The online event starts at 5:00 pm on Zoom and is free and open to the public. Registration is required.

Wednesday, October 28, 2020

Taiwan's Ministry of Education signs Memorandum of Understanding with Pitt's Asian Studies Center to promote Taiwan studies.


Writes Focus Taiwan:
The Ministry of Education (MOE) has signed a memorandum of understanding (MOU) with the University of Pittsburgh to carry out a research project on modern Taiwanese history, according to a Wednesday press release from the MOE.

Tuesday, October 27, 2020

Selections from China, Japan, Korea part of 2020 Film Pittsburgh Fall Festival, November 11 through 22.


Selections from China, Japan, and Korea will help compriise the 2020 Film Pittsburgh Fall Festival, which runs online from November 11 through 22.

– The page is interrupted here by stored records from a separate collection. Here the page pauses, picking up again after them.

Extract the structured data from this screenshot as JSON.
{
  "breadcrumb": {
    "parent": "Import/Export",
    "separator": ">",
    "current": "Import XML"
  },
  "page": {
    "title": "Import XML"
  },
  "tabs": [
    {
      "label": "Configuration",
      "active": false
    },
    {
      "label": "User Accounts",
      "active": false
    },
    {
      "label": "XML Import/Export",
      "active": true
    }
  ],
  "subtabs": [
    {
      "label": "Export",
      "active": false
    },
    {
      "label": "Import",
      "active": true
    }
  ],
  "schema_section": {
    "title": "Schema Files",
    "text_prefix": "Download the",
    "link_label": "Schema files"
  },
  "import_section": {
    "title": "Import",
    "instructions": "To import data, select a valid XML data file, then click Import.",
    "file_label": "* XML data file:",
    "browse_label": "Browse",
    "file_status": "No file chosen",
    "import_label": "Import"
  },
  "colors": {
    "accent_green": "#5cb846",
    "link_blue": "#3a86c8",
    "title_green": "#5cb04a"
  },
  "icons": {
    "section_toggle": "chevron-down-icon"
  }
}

"Aida," a 10-minute film from the US and Japan.
A young mother is stuck between development and decay.
"Angel's Mirror," a 14-minute Chinese short film.
A group of young boys are fascinated by a girl who spends her days looking out the window.
Beethoven in Beijing, a 2020 documentary.
The often-tense relationship between the U.S. and China is seen through a different lens in Beethoven in Beijing. Targeted for elimination during the Communist Revolution, Western classical music had all but disappeared from China. But in 1973, Chinese interest in classical music was rekindled when President Nixon dispatched the Philadelphia Orchestra to help open the bamboo curtain. Co-directed by Duquesne University alumna and former Pittsburgh Post-Gazette reporter, Jennifer Lin, the film gives a compelling, up-close look at how music can change hearts and minds–and history.
"Beyond Noh," a four-minute short from the US and Japan.
Masks from all over the world take us on a cultural journey through ritual, utility, deviance, and politics.
"Pangu," a six-minute short from the US and China.
A modern tale about parenthood and the differences between generations.
"Son of Memory," a 19-minute film from Japan.
What if you could bring back your loved one for 49 days?
"Tiger and Ox," a nine-minute short from South Korea.
What does divorce mean to women in a patriarchal Korean society?
Tickets are available for purchase for full-length films on their own, or for short films as part of blocks.